PMCF's research shows distressed activity in 59 transactions, or 17% of the total number of deals in 2009, compared to 17 transactions or 6% of the 2009 total. The firm did see 281 non-distressed transactions, which represent a strong level of transaction activity given the market conditions. Those deals occurred in spite of credit markets being effectively closed for the first part of the year, as bank lending for transactions dramatically decreased. The global recession pushed many strategic buyers to hoard cash, and private equity buyers were reluctant to bridge valuation gaps that resulted from the lack of credit or low debt availability. In addition, valuations were adversely impacted and many sellers decided to wait until earnings increased or pricing improved.
Companies that were active took part in what could be described as a buyer's market, with a higher percentage of smaller transactions. The industry remains highly fragmented, however, and the consolidation trend will likely continue, according to PMCF, even through unfavorable conditions. The company is forecasting an increase in non-distressed, quality transactions in the plastics and packaging industry in 2010. "We believe the positive signs shown in the second half of 2009 will continue in 2010," PMCF noted in the report, "with the major variables being continued economic recovery and credit market improvement."
By sector, plastic packaging transactions increased 27% from 2008 to 2009. The 25-deal gain was led by a number of "marquee" transactions and a large up tick in food and beverage, industrial, and consumer transactions. Financial buyer transaction volume was up 31% and represented 44% of all transactions. About 25% of the growth came from strategic buyers, accounting for 56% of transactions. The relative breakdown of rigid, flexible, and bottling packaging transactions stayed consistent, with rigid packaging experiencing the highest volume growth at 31%. Both flexible and bottling transactions also experienced meaningful growth, at 26% and 25%, respectively. The 54% increase in plastic packaging transactions during the fourth quarter of 2009 suggests that momentum is strong for further industry consolidation in 2010, driven by additional financial buyer interest, steady growth in demand, and supplier fragmentation.
Plastic injection molders deals increased 10% from 2008 to 2009, driven in large part by distressed deals. Around 51% of transactions were from financial buyers, with that sub set experiencing 38% growth in deal volume. Strategic buyers, however, saw their activity drop 9% year over year. The volume of automotive transactions exploded by 155%, fueled by distressed transactions.
For film extruders, converters, and suppliers, activity increased by eight transactions, or 15%. While strategic buyer activity remained flat, financial buyer transactions experienced 42% volume growth year over year, highlighting improved credit conditions throughout the year.
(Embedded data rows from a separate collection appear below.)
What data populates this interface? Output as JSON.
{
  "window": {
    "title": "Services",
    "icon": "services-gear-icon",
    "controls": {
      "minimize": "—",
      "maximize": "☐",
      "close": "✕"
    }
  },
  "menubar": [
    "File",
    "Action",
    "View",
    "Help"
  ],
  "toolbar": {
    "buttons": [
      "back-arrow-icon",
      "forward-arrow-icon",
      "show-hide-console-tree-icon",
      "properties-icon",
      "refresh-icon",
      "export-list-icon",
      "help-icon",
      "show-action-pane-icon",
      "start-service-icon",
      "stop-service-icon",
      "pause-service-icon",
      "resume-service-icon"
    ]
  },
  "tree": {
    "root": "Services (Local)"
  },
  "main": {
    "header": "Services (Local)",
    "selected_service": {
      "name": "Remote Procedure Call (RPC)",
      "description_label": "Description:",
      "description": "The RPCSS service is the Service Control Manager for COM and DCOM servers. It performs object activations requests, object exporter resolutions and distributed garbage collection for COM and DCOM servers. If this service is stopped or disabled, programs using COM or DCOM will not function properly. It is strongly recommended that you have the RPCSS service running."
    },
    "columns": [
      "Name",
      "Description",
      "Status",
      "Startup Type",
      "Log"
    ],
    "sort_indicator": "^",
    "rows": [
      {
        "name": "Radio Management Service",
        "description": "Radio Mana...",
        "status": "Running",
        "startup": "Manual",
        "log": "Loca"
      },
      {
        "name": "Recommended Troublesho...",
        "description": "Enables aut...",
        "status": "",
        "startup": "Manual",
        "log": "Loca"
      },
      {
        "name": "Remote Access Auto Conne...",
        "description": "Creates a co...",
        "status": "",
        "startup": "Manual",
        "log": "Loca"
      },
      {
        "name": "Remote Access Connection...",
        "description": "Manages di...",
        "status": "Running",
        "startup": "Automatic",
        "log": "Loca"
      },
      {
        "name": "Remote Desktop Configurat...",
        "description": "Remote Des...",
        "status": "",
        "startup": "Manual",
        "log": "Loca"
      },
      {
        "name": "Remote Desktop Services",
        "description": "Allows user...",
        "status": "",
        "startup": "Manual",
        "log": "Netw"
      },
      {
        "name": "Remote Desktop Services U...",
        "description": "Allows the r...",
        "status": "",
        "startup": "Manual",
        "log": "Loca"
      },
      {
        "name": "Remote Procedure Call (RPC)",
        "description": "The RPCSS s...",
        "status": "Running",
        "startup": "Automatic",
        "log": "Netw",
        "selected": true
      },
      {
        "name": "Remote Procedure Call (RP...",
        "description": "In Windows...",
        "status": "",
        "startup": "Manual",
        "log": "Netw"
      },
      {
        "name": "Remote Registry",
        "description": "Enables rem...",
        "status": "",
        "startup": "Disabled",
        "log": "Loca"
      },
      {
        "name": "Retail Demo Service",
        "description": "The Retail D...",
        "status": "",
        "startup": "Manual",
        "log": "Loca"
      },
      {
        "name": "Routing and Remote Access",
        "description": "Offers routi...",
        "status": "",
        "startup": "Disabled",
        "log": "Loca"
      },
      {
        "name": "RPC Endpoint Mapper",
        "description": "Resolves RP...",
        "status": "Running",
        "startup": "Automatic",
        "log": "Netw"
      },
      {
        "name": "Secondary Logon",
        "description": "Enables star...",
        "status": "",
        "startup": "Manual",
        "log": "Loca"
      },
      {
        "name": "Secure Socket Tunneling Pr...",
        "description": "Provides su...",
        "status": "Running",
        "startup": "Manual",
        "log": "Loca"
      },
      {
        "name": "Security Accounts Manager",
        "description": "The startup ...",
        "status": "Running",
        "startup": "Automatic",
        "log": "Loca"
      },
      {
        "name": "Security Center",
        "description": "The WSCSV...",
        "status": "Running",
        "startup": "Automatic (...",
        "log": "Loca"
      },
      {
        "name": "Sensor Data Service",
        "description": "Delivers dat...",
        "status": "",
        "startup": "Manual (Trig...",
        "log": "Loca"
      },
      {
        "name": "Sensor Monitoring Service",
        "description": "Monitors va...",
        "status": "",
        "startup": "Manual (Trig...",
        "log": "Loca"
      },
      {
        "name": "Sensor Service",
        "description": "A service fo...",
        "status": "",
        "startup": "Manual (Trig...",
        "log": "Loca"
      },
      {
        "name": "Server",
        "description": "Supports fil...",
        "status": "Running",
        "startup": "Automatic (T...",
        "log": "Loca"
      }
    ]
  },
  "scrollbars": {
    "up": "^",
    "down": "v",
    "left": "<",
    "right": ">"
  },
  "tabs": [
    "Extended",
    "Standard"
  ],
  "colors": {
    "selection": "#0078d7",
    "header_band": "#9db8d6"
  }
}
Plastics raw materials experienced a moderate improvement from 2008 to 2009, with the total number of transactions up by seven, or 14%. Color and compounding deals were up significantly, expanding by 120%. The volume of sheet extrusion and thermoforming deals increased 18% last year versus 2008. This was largely led by an up tick in financial buyer activity in both volume and as a percentage of overall transactions. PMCF concluded that financial buyers are attracted to packaging as it is less cyclical than other end markets and offers steady growth. Blowmolding transactions were up by five for an increase of 29%.
PMCF's Plastics and Packaging Index has underperformed the S&P 500, on average, by approximately 3% since the beginning of Q4 2009. The Index has nearly doubled since early March following the S&P and does show signs of an economic recovery, however.
Overall U.S. private equity deal volume declined 38% in 2009, with 530 transactions, versus 859 transactions during 2008. U.S. M&A volume for deals less than $500 million totaled 9618 in 2009, a 10% decrease from 10,700 deals in 2008. The fourth quarter of 2009, however, reported 3042 transactions, an increase of 33% from the prior-year activity. Total deal value in 2009 dropped 27% year over year, but Q4 2009 was up 69% versus Q4 2008.